n Roger Thomas


When Scantrac, the combined marketing com-

pany of Volvo BM and Valmet, began marketing

the products of its parent companies outside of

Finland in the early 1980s, the four-wheel-drive

Valmet 604-4 model proved to be very popular.

The 604-4 was the successor to the lightweight

Valmet 502 and 602 models. Despite its popu-

larity, a specific target of criticism was its 6+2R

transmission, which was considered to be out-


Volvo BM Valmet 305 and 405

The Volvo BM Valmet 305-4/405-4 was an excellent general-use tractor. Depending on the tyre specifications, the tractor weighed

3,200-3,300 kilos. The transmission featured 8+4R fully synchronised gears, and a creeper gear was also available, making for 12+8R gears.

The Valmet factory in Tourula, Jyväskylä,

began developing a new 8+4R transmission

immediately once the 05 Series models 505–

905 had reached production. The new trans-

mission was ideal. All gears were synchronised,

and the helically cut gears ensured both dura-

bility and low noise. In addition, the transmis-

sion featured pressurised lubrication.

The gears for the transmission used for

larger models were manufactured by Volvo BM,

so when the Swedish partner took the strategic

decision to discontinue the production of trac-

tor parts, Valmet had to think of a new solution.

The answer came from its sister factory in Bra-

zil. At the time the Brazilian Government was

providing export grants to domestic companies,

so the new transmission presented a win-win

situation for Valmet in Finland and Valmet do

Brasil. The country’s best suppliers, such as ZF,

were used when preparing for production. The

transmission was then successfully tested in

Finland. Only one prejudice remained: could

Brazilian quality be trusted? This scepticism

proved to be unfounded. The quality of the

new transmission exceeded all expectations.

The engine plant in Linnavuori modernised

the 2.7-litre Valmet 310B engine, in part by

adding a turbocharger, thus creating the TD 27

model. Two power outputs were offered: 53

horsepower for the Volvo BM Valmet 305 model

and 61 horsepower for the Volvo BM Valmet 405

model. The centre frame was made out of steel

and served as the fuel tank. It was also given

the same shape as on larger models, thus

protecting the four-wheel-drive mechanism’s

Cardan axle. ZF was chosen for the driven

axle, achieving a slewing angle of 50 degrees.

This made the tractor extremely agile.

The cab was based for the most part on

the previous 604 model.

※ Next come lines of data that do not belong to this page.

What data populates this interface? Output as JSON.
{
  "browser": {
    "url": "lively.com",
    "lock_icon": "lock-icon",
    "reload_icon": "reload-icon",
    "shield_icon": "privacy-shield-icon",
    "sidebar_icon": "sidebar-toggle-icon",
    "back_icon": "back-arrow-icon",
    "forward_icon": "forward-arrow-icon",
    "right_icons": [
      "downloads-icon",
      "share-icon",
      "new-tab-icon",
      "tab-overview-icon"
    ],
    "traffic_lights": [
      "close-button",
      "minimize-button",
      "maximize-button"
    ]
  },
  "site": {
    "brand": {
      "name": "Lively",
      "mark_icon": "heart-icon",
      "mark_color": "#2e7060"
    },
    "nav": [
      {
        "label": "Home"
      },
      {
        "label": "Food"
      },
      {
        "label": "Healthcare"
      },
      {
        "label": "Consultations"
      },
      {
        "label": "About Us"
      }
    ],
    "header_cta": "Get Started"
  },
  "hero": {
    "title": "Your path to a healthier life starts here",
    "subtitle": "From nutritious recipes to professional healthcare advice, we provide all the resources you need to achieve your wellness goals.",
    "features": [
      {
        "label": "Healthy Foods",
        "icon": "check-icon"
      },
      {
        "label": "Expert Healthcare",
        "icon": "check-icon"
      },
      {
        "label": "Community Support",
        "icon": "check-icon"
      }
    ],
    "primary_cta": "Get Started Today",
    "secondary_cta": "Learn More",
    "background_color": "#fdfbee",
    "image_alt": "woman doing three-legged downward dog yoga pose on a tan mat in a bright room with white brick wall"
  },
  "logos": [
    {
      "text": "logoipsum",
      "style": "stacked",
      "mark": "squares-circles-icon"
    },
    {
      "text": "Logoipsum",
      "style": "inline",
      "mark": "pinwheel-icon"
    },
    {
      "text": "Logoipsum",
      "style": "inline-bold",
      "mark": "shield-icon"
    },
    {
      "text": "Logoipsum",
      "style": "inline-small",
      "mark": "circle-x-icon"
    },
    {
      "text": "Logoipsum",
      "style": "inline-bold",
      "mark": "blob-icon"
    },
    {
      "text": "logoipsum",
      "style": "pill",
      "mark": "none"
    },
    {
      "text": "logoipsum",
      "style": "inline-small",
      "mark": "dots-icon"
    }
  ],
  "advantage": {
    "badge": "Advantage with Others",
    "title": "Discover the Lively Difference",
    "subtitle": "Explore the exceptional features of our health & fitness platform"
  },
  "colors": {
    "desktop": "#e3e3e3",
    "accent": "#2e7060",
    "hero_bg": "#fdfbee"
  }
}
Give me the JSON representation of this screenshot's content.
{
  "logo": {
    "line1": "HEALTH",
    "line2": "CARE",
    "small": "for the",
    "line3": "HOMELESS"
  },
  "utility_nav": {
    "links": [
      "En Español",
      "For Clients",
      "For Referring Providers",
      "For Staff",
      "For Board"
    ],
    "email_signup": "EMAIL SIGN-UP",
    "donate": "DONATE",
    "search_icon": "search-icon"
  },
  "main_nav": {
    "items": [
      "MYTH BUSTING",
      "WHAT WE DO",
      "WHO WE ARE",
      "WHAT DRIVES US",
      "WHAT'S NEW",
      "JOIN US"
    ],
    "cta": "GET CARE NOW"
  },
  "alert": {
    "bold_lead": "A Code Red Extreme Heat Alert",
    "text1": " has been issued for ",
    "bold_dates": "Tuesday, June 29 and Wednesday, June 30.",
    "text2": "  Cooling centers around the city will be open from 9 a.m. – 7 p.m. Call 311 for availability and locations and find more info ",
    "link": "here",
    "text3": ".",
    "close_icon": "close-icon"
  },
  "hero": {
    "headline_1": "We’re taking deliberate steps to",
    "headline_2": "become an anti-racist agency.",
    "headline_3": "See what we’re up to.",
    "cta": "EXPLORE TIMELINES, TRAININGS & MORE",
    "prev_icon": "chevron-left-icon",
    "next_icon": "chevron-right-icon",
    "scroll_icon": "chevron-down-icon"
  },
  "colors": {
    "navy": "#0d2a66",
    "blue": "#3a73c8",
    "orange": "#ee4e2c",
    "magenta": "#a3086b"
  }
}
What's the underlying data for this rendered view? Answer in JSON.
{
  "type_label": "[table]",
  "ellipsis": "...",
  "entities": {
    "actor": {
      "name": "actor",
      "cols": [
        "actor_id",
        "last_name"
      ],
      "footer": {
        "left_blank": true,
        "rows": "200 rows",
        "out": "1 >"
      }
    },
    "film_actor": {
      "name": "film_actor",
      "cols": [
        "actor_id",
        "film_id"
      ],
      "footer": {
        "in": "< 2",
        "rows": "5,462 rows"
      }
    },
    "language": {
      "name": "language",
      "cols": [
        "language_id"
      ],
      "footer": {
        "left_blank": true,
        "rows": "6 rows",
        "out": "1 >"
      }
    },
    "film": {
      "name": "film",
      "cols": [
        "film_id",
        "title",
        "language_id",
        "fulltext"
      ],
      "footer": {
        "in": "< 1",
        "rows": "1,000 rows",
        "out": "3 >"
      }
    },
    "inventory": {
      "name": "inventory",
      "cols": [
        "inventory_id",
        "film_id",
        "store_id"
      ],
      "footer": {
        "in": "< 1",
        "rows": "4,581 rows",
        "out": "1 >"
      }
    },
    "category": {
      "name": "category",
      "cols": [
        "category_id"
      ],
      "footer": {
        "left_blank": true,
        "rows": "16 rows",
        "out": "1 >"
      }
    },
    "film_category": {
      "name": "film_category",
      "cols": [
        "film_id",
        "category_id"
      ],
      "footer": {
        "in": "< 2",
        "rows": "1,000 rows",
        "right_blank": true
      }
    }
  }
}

A brand-new rounded

cab with frameless glass doors was

developed at the same time, but the company’s

sales organisation considered these

“helicopter cabs” to be too advanced –

which was a mistake. The hydraulics were

also based on previous models.

The new models were launched in June

1985 in Suolahti. The reception was very positive.

The products were presented under the

Volvo BM Valmet brand, as Volvo BM continued

to supply certain parts for the rear axle, for

example. The 305 and 405 would be the last

models with the twin designation, as the following

year the name of all models was simplified

to Valmet.

These models have an extremely good

reputation and are highly valued to this day.

Salesmen say that whenever these models are

traded in, they can find a buyer for them immediately.

n Hannu Niskanen



Abbey Park Stoneleigh





Tel 02476 851202

Fax 02476 852435


After Sales:


Power into summer !

See the complete brochure on

More magazines by this user
Similar magazines